• _WHAT YOU NEED TO DO_
Locate every line in the records below that contains the word "http", and copy each one.

───── INFORMATION GIVEN

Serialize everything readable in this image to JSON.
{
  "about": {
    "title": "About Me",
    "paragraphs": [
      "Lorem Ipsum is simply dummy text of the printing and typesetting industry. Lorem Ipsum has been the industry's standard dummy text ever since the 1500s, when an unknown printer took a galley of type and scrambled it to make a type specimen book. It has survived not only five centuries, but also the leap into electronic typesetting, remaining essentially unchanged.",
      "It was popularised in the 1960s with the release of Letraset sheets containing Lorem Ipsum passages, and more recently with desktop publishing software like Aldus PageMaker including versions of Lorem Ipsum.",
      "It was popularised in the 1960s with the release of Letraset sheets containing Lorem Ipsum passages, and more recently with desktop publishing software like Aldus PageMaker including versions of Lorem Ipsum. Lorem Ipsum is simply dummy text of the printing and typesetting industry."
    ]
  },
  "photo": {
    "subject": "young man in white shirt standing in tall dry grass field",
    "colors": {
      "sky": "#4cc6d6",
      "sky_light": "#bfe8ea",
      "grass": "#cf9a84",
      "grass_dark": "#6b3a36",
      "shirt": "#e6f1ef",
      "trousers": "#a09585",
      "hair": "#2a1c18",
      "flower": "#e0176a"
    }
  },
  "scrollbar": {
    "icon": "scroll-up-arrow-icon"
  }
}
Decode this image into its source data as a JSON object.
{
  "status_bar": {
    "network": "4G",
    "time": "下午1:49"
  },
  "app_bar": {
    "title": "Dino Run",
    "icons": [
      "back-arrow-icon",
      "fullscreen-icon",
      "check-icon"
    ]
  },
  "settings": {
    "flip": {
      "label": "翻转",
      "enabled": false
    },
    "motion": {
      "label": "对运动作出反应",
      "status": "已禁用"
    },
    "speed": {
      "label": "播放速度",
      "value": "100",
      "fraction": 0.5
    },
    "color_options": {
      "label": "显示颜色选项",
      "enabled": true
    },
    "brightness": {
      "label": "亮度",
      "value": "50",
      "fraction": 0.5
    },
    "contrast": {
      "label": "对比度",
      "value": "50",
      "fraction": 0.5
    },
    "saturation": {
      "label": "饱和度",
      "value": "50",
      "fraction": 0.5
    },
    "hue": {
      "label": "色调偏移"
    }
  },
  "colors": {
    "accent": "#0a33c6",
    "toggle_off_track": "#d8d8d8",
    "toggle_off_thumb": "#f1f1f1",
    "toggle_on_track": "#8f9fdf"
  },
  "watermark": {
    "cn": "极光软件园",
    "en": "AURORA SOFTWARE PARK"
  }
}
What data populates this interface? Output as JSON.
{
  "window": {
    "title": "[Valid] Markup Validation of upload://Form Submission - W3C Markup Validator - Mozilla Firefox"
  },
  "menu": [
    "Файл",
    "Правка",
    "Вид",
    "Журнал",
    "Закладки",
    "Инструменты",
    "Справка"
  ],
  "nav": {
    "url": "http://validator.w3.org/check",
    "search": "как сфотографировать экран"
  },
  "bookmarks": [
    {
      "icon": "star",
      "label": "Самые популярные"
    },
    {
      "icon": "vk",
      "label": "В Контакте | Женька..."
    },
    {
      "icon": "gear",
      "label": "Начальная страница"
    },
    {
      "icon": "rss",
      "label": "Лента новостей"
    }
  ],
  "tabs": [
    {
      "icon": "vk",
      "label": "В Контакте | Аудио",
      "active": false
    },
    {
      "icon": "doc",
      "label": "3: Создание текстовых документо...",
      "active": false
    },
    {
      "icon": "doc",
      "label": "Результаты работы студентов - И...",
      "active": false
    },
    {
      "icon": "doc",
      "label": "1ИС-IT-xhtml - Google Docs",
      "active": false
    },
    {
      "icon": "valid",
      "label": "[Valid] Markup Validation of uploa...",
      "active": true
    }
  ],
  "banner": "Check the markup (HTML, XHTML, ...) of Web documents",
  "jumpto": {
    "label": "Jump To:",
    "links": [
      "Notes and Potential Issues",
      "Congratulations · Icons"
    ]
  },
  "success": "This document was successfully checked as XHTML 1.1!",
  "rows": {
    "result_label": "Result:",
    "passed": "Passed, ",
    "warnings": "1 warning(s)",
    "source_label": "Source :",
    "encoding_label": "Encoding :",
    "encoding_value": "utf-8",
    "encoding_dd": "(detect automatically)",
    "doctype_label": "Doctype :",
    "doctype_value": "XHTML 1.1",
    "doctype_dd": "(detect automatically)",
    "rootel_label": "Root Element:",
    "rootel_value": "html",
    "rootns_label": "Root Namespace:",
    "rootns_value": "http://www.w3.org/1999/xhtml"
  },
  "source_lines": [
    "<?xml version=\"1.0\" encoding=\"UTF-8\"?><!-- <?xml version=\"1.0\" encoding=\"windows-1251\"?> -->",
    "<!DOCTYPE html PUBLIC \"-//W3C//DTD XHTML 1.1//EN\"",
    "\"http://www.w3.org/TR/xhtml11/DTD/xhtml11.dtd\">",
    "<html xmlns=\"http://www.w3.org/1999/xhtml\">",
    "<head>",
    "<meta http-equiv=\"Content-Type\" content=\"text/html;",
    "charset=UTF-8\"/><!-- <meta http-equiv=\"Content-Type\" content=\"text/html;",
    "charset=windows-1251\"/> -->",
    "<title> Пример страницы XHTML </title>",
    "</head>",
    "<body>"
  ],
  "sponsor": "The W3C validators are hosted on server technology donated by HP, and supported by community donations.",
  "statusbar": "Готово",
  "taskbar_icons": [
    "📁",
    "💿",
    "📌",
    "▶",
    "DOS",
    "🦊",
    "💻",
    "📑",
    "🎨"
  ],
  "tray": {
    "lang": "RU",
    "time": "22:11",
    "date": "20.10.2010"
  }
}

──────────

• _WRITTEN SOLUTION_
    "url": "http://validator.w3.org/check",
    "rootns_value": "http://www.w3.org/1999/xhtml"
    "\"http://www.w3.org/TR/xhtml11/DTD/xhtml11.dtd\">",
    "<html xmlns=\"http://www.w3.org/1999/xhtml\">",
    "<meta http-equiv=\"Content-Type\" content=\"text/html;",
    "charset=UTF-8\"/><!-- <meta http-equiv=\"Content-Type\" content=\"text/html;",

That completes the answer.